The average breach costs the victim $4 million — not chump change by any measure. (Photo: iStock)

Call it cyberinsecurity: Companies know their data is at risk, but they’re apparently still uncertain how great of a threat hackers pose to their data. And they aren’t taking steps to contain the damage of a potential theft.

HRDive pulled together several data reports to offer a state-of-the-art view of cyberthreats and corporate responses. The big takeaway from the report is that companies in general haven’t developed a process for addressing potential threats to their data, partly because the people at the top don’t think it’s a priority.

Yet the danger isn’t theoretical. HRDive cites a Spiceworks study that says 8 of 10 companies in the survey group have had a breach.

The article further notes, according to data from IBM, the average breach costs the victim $4 million — not chump change by any measure.

Yet only 3 in 10 respondents to the Spiceworks study had someone with cybersecurity experience on their IT staff, and just 7 percent had a cyber-expert at the executive level. The most worrisome figure: 55 percent had nobody minding the cybersecurity of the organization, either on staff or via an outside vendor.

This lack of attention to hacking may be because the right people aren’t taking it seriously. The IBM data cited by the article said only about half of CEOs ranked cybersecurity as a top priority, and just 20 percent of corporate marketing bosses felt it was important. Thus the cries for help from the 73 percent of IT/CIO manager are largely being ignored.

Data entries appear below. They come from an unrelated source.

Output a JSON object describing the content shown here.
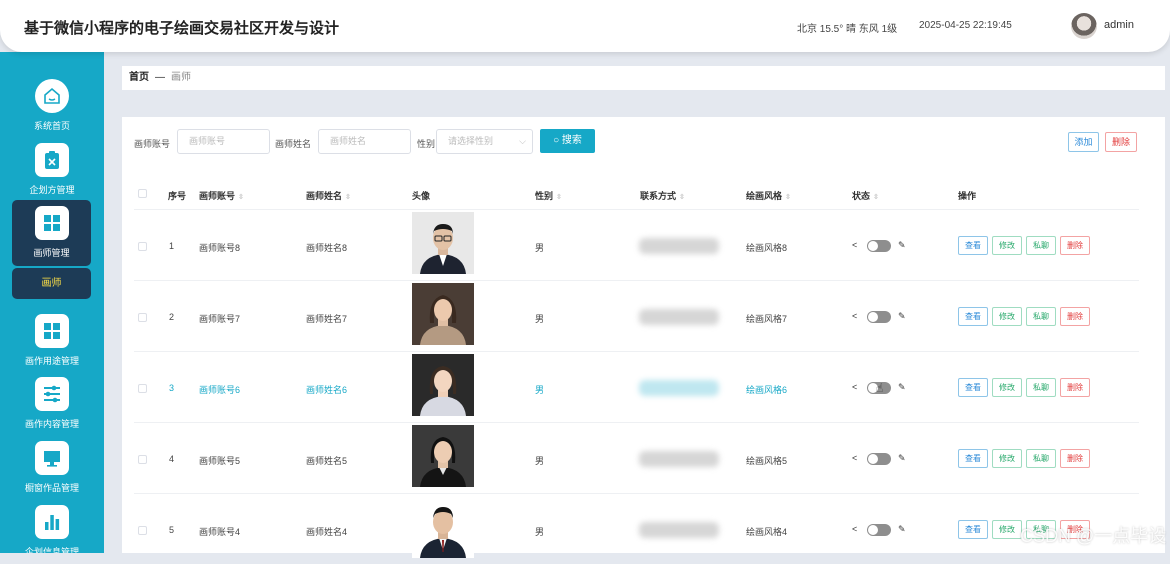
{
  "header": {
    "title": "基于微信小程序的电子绘画交易社区开发与设计",
    "weather": "北京 15.5° 晴 东风 1级",
    "datetime": "2025-04-25 22:19:45",
    "user": "admin"
  },
  "sidebar": {
    "items": [
      {
        "label": "系统首页",
        "icon": "home-icon"
      },
      {
        "label": "企划方管理",
        "icon": "clipboard-icon"
      },
      {
        "label": "画师管理",
        "icon": "grid-icon"
      },
      {
        "label": "画作用途管理",
        "icon": "grid-icon"
      },
      {
        "label": "画作内容管理",
        "icon": "sliders-icon"
      },
      {
        "label": "橱窗作品管理",
        "icon": "monitor-icon"
      },
      {
        "label": "企划信息管理",
        "icon": "bar-chart-icon"
      }
    ],
    "submenu": "画师"
  },
  "breadcrumb": {
    "home": "首页",
    "separator": "—",
    "current": "画师"
  },
  "search": {
    "account_label": "画师账号",
    "account_placeholder": "画师账号",
    "name_label": "画师姓名",
    "name_placeholder": "画师姓名",
    "gender_label": "性别",
    "gender_placeholder": "请选择性别",
    "button": "搜索"
  },
  "actions": {
    "add": "添加",
    "delete": "删除"
  },
  "table": {
    "headers": [
      "序号",
      "画师账号",
      "画师姓名",
      "头像",
      "性别",
      "联系方式",
      "绘画风格",
      "状态",
      "操作"
    ],
    "rows": [
      {
        "index": "1",
        "account": "画师账号8",
        "name": "画师姓名8",
        "gender": "男",
        "style": "绘画风格8"
      },
      {
        "index": "2",
        "account": "画师账号7",
        "name": "画师姓名7",
        "gender": "男",
        "style": "绘画风格7"
      },
      {
        "index": "3",
        "account": "画师账号6",
        "name": "画师姓名6",
        "gender": "男",
        "style": "绘画风格6"
      },
      {
        "index": "4",
        "account": "画师账号5",
        "name": "画师姓名5",
        "gender": "男",
        "style": "绘画风格5"
      },
      {
        "index": "5",
        "account": "画师账号4",
        "name": "画师姓名4",
        "gender": "男",
        "style": "绘画风格4"
      }
    ],
    "row_actions": {
      "view": "查看",
      "edit": "修改",
      "message": "私聊",
      "delete": "删除"
    }
  },
  "watermark": "CSDN @一点毕设",
  "colors": {
    "sidebar": "#16a8c7",
    "active": "#1d3b56",
    "submenu_text": "#fde047",
    "primary": "#16a8c7"
  }
}
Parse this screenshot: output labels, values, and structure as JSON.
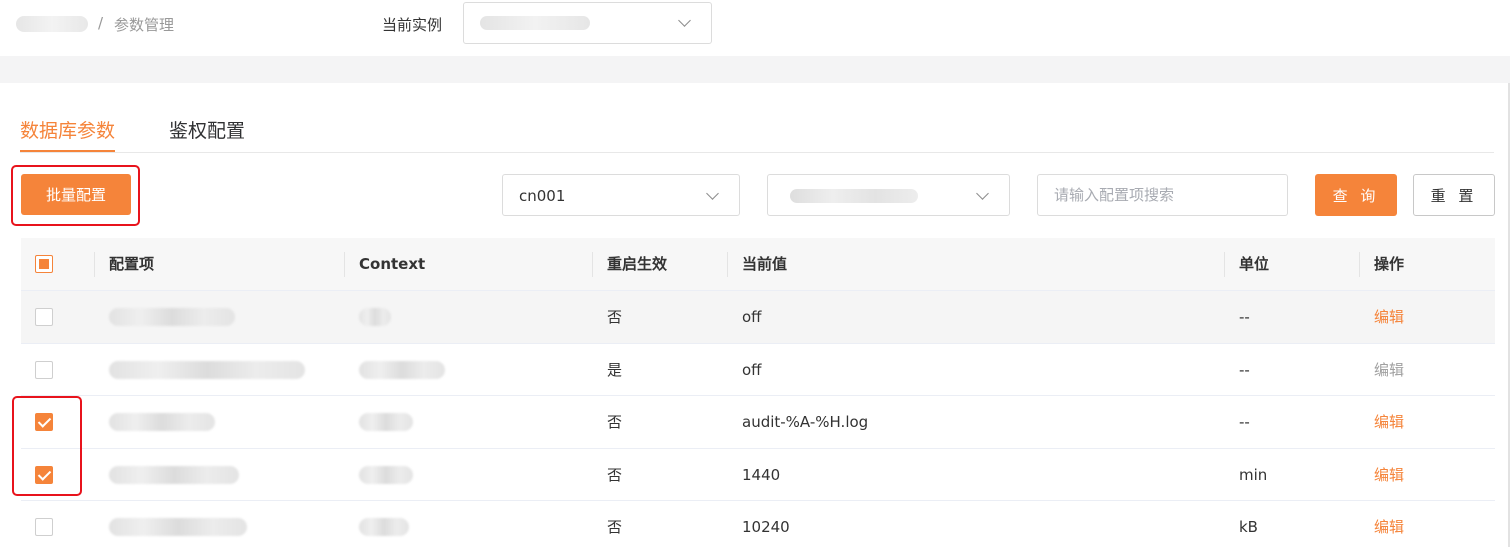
{
  "breadcrumb": {
    "parent": "",
    "separator": "/",
    "current": "参数管理"
  },
  "instance": {
    "label": "当前实例",
    "value": ""
  },
  "tabs": [
    {
      "label": "数据库参数",
      "active": true
    },
    {
      "label": "鉴权配置",
      "active": false
    }
  ],
  "toolbar": {
    "batch_label": "批量配置",
    "node_select": "cn001",
    "ip_select": "",
    "search_placeholder": "请输入配置项搜索",
    "query_label": "查 询",
    "reset_label": "重 置"
  },
  "table": {
    "headers": [
      "配置项",
      "Context",
      "重启生效",
      "当前值",
      "单位",
      "操作"
    ],
    "header_checkbox": "partial",
    "rows": [
      {
        "checked": false,
        "name": "",
        "context": "",
        "restart": "否",
        "value": "off",
        "unit": "--",
        "action": "编辑",
        "action_enabled": true
      },
      {
        "checked": false,
        "name": "",
        "context": "",
        "restart": "是",
        "value": "off",
        "unit": "--",
        "action": "编辑",
        "action_enabled": false
      },
      {
        "checked": true,
        "name": "",
        "context": "",
        "restart": "否",
        "value": "audit-%A-%H.log",
        "unit": "--",
        "action": "编辑",
        "action_enabled": true
      },
      {
        "checked": true,
        "name": "",
        "context": "",
        "restart": "否",
        "value": "1440",
        "unit": "min",
        "action": "编辑",
        "action_enabled": true
      },
      {
        "checked": false,
        "name": "",
        "context": "",
        "restart": "否",
        "value": "10240",
        "unit": "kB",
        "action": "编辑",
        "action_enabled": true
      }
    ]
  },
  "colors": {
    "accent": "#f5843a",
    "highlight_box": "#e8131c",
    "header_bg": "#f7f7f7",
    "disabled_link": "#a0a0a0"
  }
}
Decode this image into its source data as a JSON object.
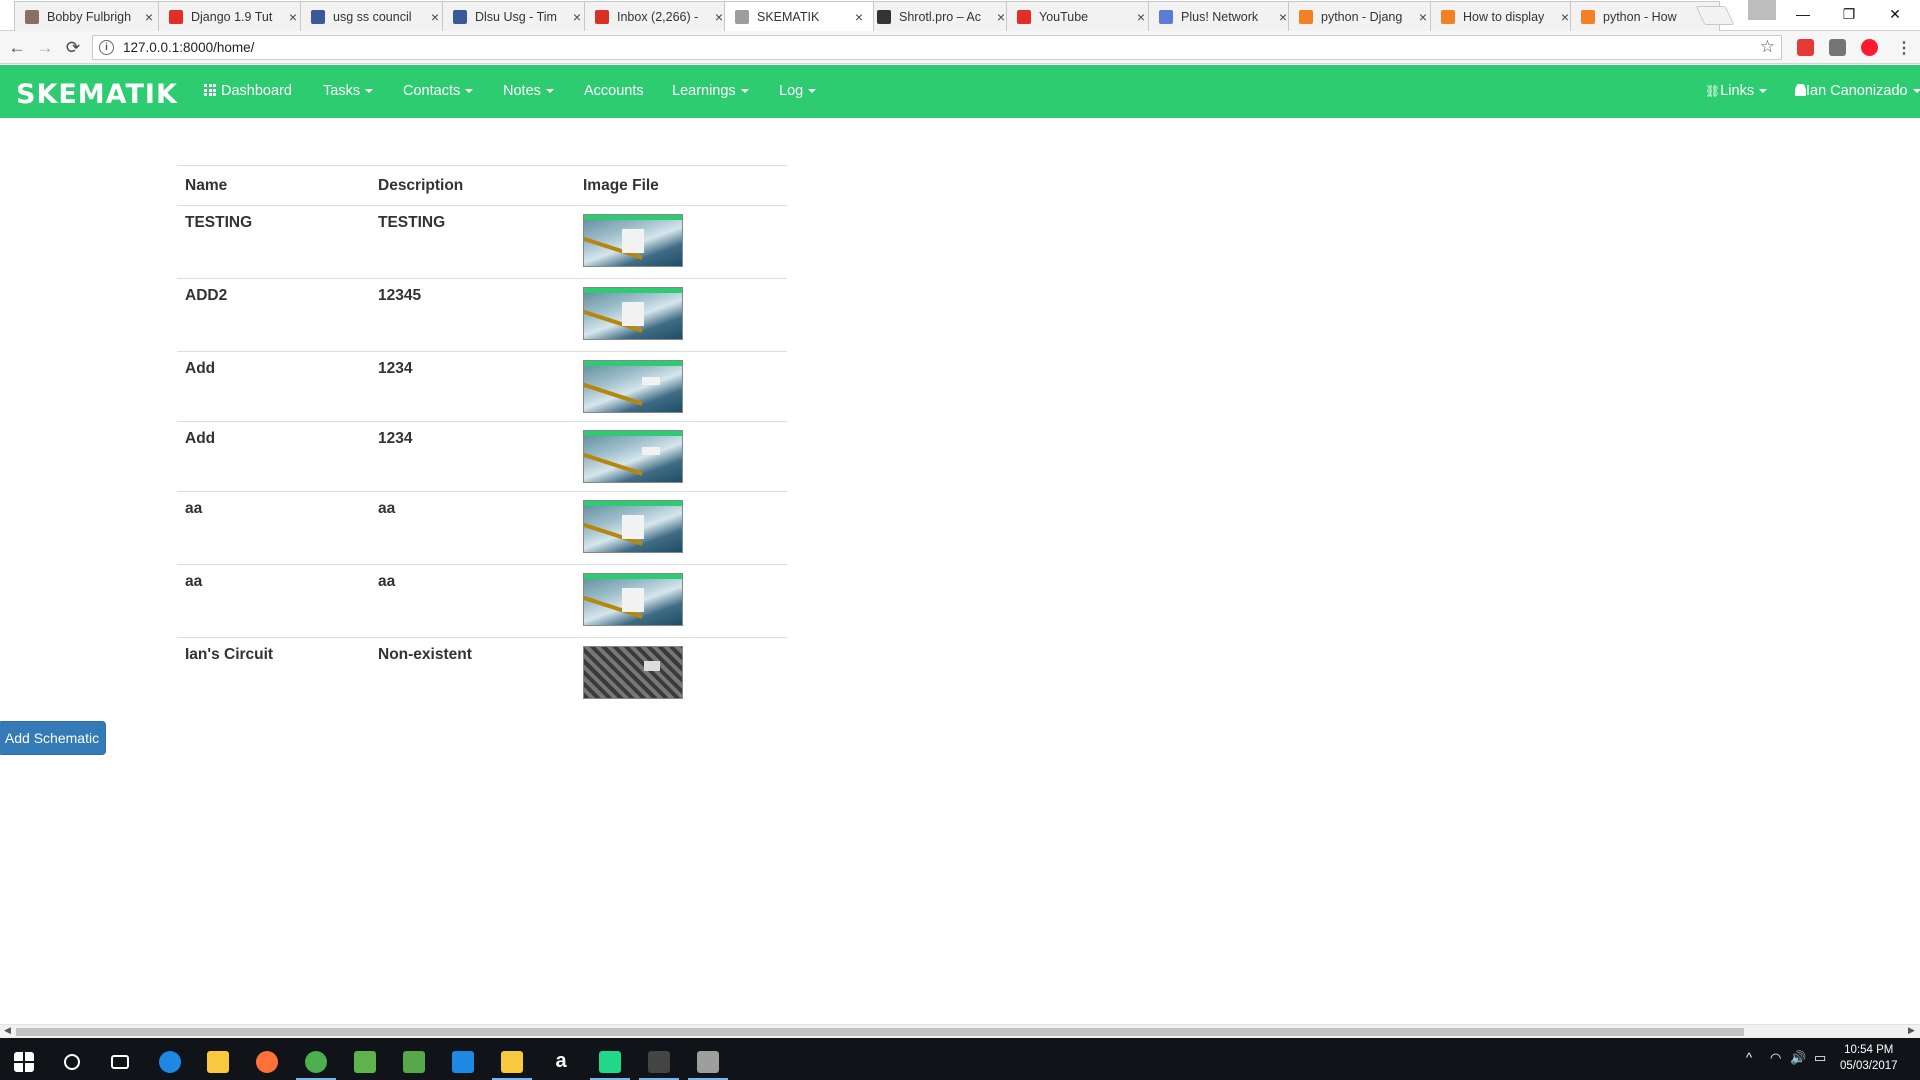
{
  "browser": {
    "tabs": [
      {
        "title": "Bobby Fulbrigh",
        "color": "#8d6e63"
      },
      {
        "title": "Django 1.9 Tut",
        "color": "#e52d27"
      },
      {
        "title": "usg ss council",
        "color": "#3b5998"
      },
      {
        "title": "Dlsu Usg - Tim",
        "color": "#3b5998"
      },
      {
        "title": "Inbox (2,266) -",
        "color": "#d93025"
      },
      {
        "title": "SKEMATIK",
        "color": "#9e9e9e"
      },
      {
        "title": "Shrotl.pro – Ac",
        "color": "#333333"
      },
      {
        "title": "YouTube",
        "color": "#e52d27"
      },
      {
        "title": "Plus! Network",
        "color": "#5b7bd5"
      },
      {
        "title": "python - Djang",
        "color": "#f48024"
      },
      {
        "title": "How to display",
        "color": "#f48024"
      },
      {
        "title": "python - How",
        "color": "#f48024"
      }
    ],
    "url": "127.0.0.1:8000/home/",
    "icons": {
      "back": "←",
      "forward": "→",
      "reload": "⟳",
      "info": "i",
      "star": "☆",
      "minimize": "—",
      "restore": "❐",
      "close": "✕",
      "menu": "⋮",
      "tab_close": "×"
    },
    "extension_colors": [
      "#e53935",
      "#757575",
      "#ff1b2d"
    ]
  },
  "navbar": {
    "brand": "SKEMATIK",
    "color": "#2ecc71",
    "items": [
      {
        "label": "Dashboard",
        "dropdown": false
      },
      {
        "label": "Tasks",
        "dropdown": true
      },
      {
        "label": "Contacts",
        "dropdown": true
      },
      {
        "label": "Notes",
        "dropdown": true
      },
      {
        "label": "Accounts",
        "dropdown": false
      },
      {
        "label": "Learnings",
        "dropdown": true
      },
      {
        "label": "Log",
        "dropdown": true
      }
    ],
    "links_label": "Links",
    "user_label": "Ian Canonizado",
    "icons": {
      "link": "🔗",
      "user": "👤"
    }
  },
  "table": {
    "headers": [
      "Name",
      "Description",
      "Image File"
    ],
    "rows": [
      {
        "name": "TESTING",
        "description": "TESTING",
        "thumb": "landscape"
      },
      {
        "name": "ADD2",
        "description": "12345",
        "thumb": "landscape"
      },
      {
        "name": "Add",
        "description": "1234",
        "thumb": "landscape-alt"
      },
      {
        "name": "Add",
        "description": "1234",
        "thumb": "landscape-alt"
      },
      {
        "name": "aa",
        "description": "aa",
        "thumb": "landscape"
      },
      {
        "name": "aa",
        "description": "aa",
        "thumb": "landscape"
      },
      {
        "name": "Ian's Circuit",
        "description": "Non-existent",
        "thumb": "circuit"
      }
    ]
  },
  "add_button": {
    "label": "Add Schematic",
    "color": "#337ab7"
  },
  "scrollbar": {
    "left_arrow": "◀",
    "right_arrow": "▶"
  },
  "taskbar": {
    "apps": [
      {
        "name": "start",
        "color": "#ffffff",
        "running": false
      },
      {
        "name": "search",
        "color": "#ffffff",
        "running": false
      },
      {
        "name": "task-view",
        "color": "#ffffff",
        "running": false
      },
      {
        "name": "edge",
        "color": "#1e88e5",
        "running": false
      },
      {
        "name": "file-explorer",
        "color": "#f9c83e",
        "running": false
      },
      {
        "name": "firefox",
        "color": "#ff7139",
        "running": false
      },
      {
        "name": "chrome",
        "color": "#4caf50",
        "running": true
      },
      {
        "name": "photos",
        "color": "#5db44b",
        "running": false
      },
      {
        "name": "notepad",
        "color": "#56a84a",
        "running": false
      },
      {
        "name": "store",
        "color": "#1e88e5",
        "running": false
      },
      {
        "name": "folder",
        "color": "#f9c83e",
        "running": true
      },
      {
        "name": "amazon",
        "color": "#ffffff",
        "running": false
      },
      {
        "name": "pycharm",
        "color": "#21d789",
        "running": true
      },
      {
        "name": "terminal",
        "color": "#444444",
        "running": true
      },
      {
        "name": "database",
        "color": "#9e9e9e",
        "running": true
      }
    ],
    "tray": {
      "chevron": "^",
      "wifi": "◠",
      "volume": "🔊",
      "notifications": "▭"
    },
    "time": "10:54 PM",
    "date": "05/03/2017"
  }
}
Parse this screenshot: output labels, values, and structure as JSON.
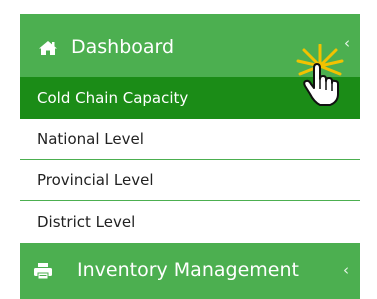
{
  "nav": {
    "dashboard": {
      "label": "Dashboard",
      "icon": "home-icon",
      "chevron": "‹"
    },
    "submenu": [
      {
        "label": "Cold Chain Capacity",
        "active": true
      },
      {
        "label": "National Level"
      },
      {
        "label": "Provincial Level"
      },
      {
        "label": "District Level"
      }
    ],
    "inventory": {
      "label": "Inventory Management",
      "icon": "printer-icon",
      "chevron": "‹"
    }
  },
  "colors": {
    "menu_green": "#4caf50",
    "active_green": "#1b8c17",
    "click_burst": "#f2c200"
  },
  "cursor": {
    "icon": "hand-pointer-icon",
    "effect": "click-burst"
  }
}
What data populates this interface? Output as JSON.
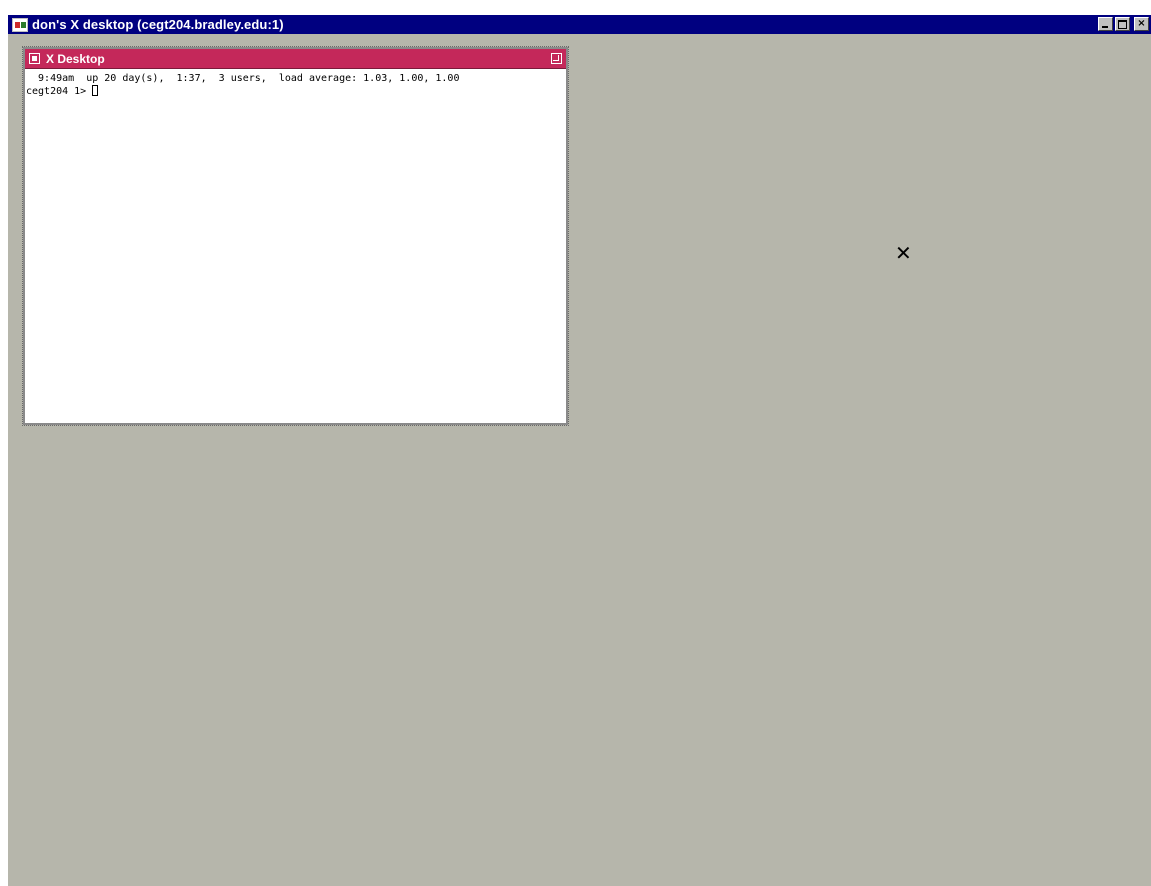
{
  "outer_window": {
    "title": "don's X desktop (cegt204.bradley.edu:1)",
    "icon": "xwin32-app-icon",
    "controls": {
      "minimize": "minimize",
      "maximize": "maximize",
      "close": "×"
    },
    "desktop_color": "#b6b6ab",
    "titlebar_color": "#000080"
  },
  "inner_window": {
    "title": "X Desktop",
    "titlebar_color": "#c4285a",
    "terminal": {
      "line1": "  9:49am  up 20 day(s),  1:37,  3 users,  load average: 1.03, 1.00, 1.00",
      "prompt": "cegt204 1> "
    }
  },
  "pointer": {
    "glyph": "✕"
  }
}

There’s another component to the situation, HRDive notes.

Cybersecurity is such a new field that cyber experts are in extremely short supply. That may be about to change, however. Citing a U.S. News and World Report survey, HRDive says the high end of the salary range for cyber employees is $142,200.